Fri Feb 14, 2014
By Michael Roddy
BERLIN (Reuters) – “Angelina Jolie presents” is the first thing on screen in the Ethiopian movie “Difret”, but the true story of a 14-year-old girl’s abduction, rape and trial for killing her abductor speaks for itself.
Shown at the Berlin film festival, it features Hirut, a bright, studious girl who dreams of going to university but whose life becomes a nightmare when she is abducted, as is the custom in rural Ethiopia, by a young man to be his bride.
He beats, rapes and imprisons her in a hut, but she manages to grab his rifle, runs away and while being pursued, shoots him dead.
The twist that will jar Western audiences in this Sundance festival audience award winner based on events that took place in 1996 is that she is charged with murder.
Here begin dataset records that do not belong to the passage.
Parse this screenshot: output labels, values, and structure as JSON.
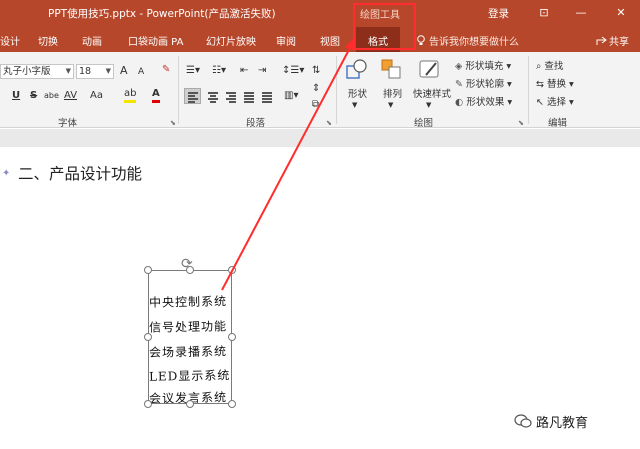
{
  "titlebar": {
    "title": "PPT使用技巧.pptx  -  PowerPoint(产品激活失败)",
    "context_label": "绘图工具",
    "login": "登录",
    "restore_glyph": "⊡",
    "minimize_glyph": "—",
    "close_glyph": "✕"
  },
  "tabs": {
    "design": "设计",
    "transitions": "切换",
    "animations": "动画",
    "pocket": "口袋动画 PA",
    "slideshow": "幻灯片放映",
    "review": "审阅",
    "view": "视图",
    "format": "格式",
    "tellme": "告诉我你想要做什么",
    "share": "共享"
  },
  "ribbon": {
    "font_name": "丸子小字版",
    "font_size": "18",
    "grow_font": "A",
    "shrink_font": "A",
    "underline": "U",
    "strike": "S",
    "shadow": "abe",
    "spacing": "AV",
    "case": "Aa",
    "highlight": "ab",
    "font_color": "A",
    "font_group": "字体",
    "paragraph_group": "段落",
    "shape_btn": "形状",
    "arrange_btn": "排列",
    "quickstyle_btn": "快速样式",
    "shape_fill": "形状填充",
    "shape_outline": "形状轮廓",
    "shape_effects": "形状效果",
    "drawing_group": "绘图",
    "find": "查找",
    "replace": "替换",
    "select": "选择",
    "editing_group": "编辑"
  },
  "slide": {
    "heading": "二、产品设计功能",
    "textbox_lines": [
      "中央控制系统",
      "信号处理功能",
      "会场录播系统",
      "LED显示系统",
      "会议发言系统"
    ]
  },
  "watermark": {
    "text": "路凡教育"
  },
  "colors": {
    "accent": "#b7472a",
    "annotation": "#ff2d2d"
  }
}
From the minute of her arrest the men of her village demand she be killed.
Jolie, who adopted one of her children from Ethiopia, asked to be an executive producer to raise the profile of a film.
“This is the first time for me to see the movie and for me it’s a flashback to 16 years,” Meaza Ashenafi, the head of a women’s law network in Ethiopia that successfully defended Hirut, said after a festival screening on Thursday night.
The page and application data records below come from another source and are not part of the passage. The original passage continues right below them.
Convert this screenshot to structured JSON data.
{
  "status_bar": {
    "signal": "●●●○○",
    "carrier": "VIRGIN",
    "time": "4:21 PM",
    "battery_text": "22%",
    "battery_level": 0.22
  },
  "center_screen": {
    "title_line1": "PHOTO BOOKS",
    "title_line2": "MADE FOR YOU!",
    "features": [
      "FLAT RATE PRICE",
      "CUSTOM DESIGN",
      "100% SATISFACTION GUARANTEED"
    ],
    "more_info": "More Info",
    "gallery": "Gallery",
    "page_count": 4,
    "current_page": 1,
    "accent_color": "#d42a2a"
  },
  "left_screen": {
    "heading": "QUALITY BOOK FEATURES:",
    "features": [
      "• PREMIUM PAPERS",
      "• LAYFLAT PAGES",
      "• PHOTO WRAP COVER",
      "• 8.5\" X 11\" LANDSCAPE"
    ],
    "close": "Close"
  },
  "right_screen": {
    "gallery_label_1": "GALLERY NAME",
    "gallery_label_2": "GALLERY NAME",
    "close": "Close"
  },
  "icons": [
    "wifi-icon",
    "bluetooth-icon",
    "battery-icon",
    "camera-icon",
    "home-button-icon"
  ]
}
“It’s beautiful, let me put it this way, it’s simply beautiful,” Ashenafi said in a post-screening talk.
Ethiopian-born and U.S.-trained director Zeresenay Berhane Mehari said while he hoped the nascent film industry will grow in Ethiopia, he felt it was even more important to shine a light on the problem the movie depicts.
“It challenged me as an Ethiopian man, you know. I thought, would I be part of the problem?,” Mehari told Reuters in an interview.
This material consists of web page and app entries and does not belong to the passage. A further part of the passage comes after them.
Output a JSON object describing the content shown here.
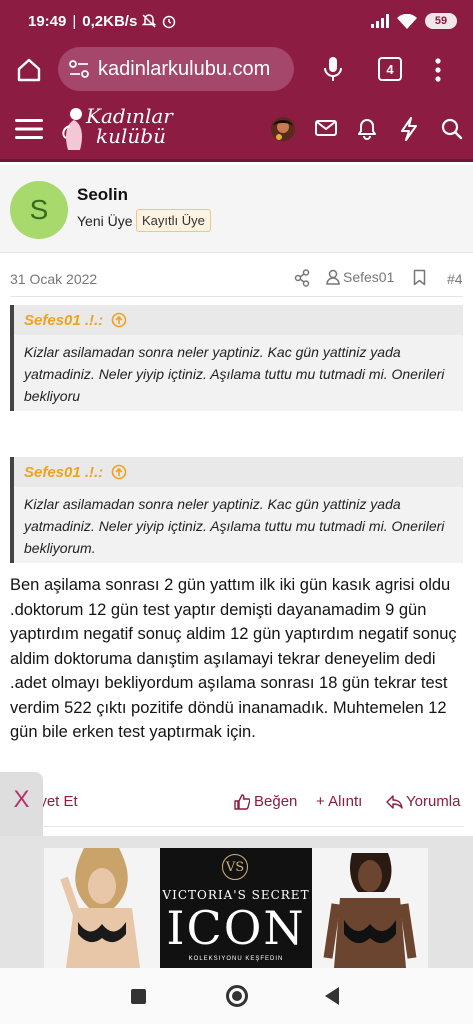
{
  "status_bar": {
    "time": "19:49",
    "separator": "|",
    "network_speed": "0,2KB/s",
    "battery": "59"
  },
  "browser": {
    "url": "kadinlarkulubu.com",
    "tab_count": "4"
  },
  "site": {
    "logo_line1": "Kadınlar",
    "logo_line2": "kulübü"
  },
  "post": {
    "author": {
      "avatar_letter": "S",
      "name": "Seolin",
      "user_title": "Yeni Üye",
      "badge": "Kayıtlı Üye"
    },
    "date": "31 Ocak 2022",
    "quoted_user": "Sefes01",
    "post_number": "#4",
    "quotes": [
      {
        "author": "Sefes01 .!.:",
        "text": "Kizlar asilamadan sonra neler yaptiniz. Kac gün yattiniz yada yatmadiniz. Neler yiyip içtiniz. Aşılama tuttu mu tutmadi mi. Onerileri bekliyoru"
      },
      {
        "author": "Sefes01 .!.:",
        "text": "Kizlar asilamadan sonra neler yaptiniz. Kac gün yattiniz yada yatmadiniz. Neler yiyip içtiniz. Aşılama tuttu mu tutmadi mi. Onerileri bekliyorum."
      }
    ],
    "body": "Ben aşilama sonrası 2 gün yattım ilk iki gün kasık agrisi oldu .doktorum 12 gün test yaptır demişti dayanamadim 9 gün yaptırdım negatif sonuç aldim 12 gün yaptırdım negatif sonuç aldim doktoruma danıştim aşılamayi tekrar deneyelim dedi .adet olmayı bekliyordum aşılama sonrası 18 gün tekrar test verdim 522 çıktı pozitife döndü inanamadık. Muhtemelen 12 gün bile erken test yaptırmak için.",
    "actions": {
      "report": "iyet Et",
      "like": "Beğen",
      "quote": "+ Alıntı",
      "reply": "Yorumla"
    }
  },
  "ad": {
    "close_label": "X",
    "brand": "VICTORIA'S SECRET",
    "title": "ICON",
    "cta": "KOLEKSIYONU KEŞFEDIN"
  },
  "colors": {
    "brand": "#8c1c42",
    "quote_author": "#f0a21e",
    "badge_bg": "#fef3e0"
  },
  "icons": [
    "home-icon",
    "site-settings-icon",
    "microphone-icon",
    "more-vert-icon",
    "hamburger-menu-icon",
    "mail-icon",
    "bell-icon",
    "bolt-icon",
    "search-icon",
    "share-icon",
    "user-icon",
    "bookmark-icon",
    "thumbs-up-icon",
    "reply-icon",
    "arrow-up-circle-icon"
  ]
}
“This is tradition, I know about it, I am part of that society. So, it was a question to myself first, could this be something I am also contributing to?
“And I wanted to say something about it and in the process I found out this actually is such a great story also as a filmmaker to tackle. So it was a win-win on both ends.”
He said the involvement of Jolie, who has directed a film about the impact of war on relations between ethnic Serbs and Bosnians during the Bosnian war, had given the project a huge lift.
“She gave me a call and said she wanted to be part of this and she wanted to be able to make it visible to a larger audience. And as you know, independent films especially from Africa don’t see a lot of light, (no matter) how great of a subject matter, how great of a production it is,” Mehari told Reuters.
“I think in the West we have our own preconceived ideas about films or people or traditions in Africa that we don’t care that much about. And this opened doors for us, you know, like for somebody like you to be curious about this story and why Angelina would be part of it.”
Ashenafi, whose Ethiopian Women Lawyers Association represented Hirut, said that despite the case having helped to change Ethiopian law, Hirut was still under threat from the relatives of the young man she killed.
“In an interesting development I was able to establish contact with her just one day before I arrived here. I spoke to her, she is still getting death threats from the family of her abductor,” Ashenafi told Reuters.
“She lives in an uncertain situation and that is a bit distressing for me, because after 16 years she is not free. But on the other hand it is not only distressing, but it is also triggering, you know. We just have to scale up our efforts.
“As soon as I go back I have to look into ways of handling again this problem. So it is not the end of the story at all. It is not the end of the story.”
(Additional reporting by Juliane Keck; Editing by Elizabeth Piper)
© 2011 Thomson Reuters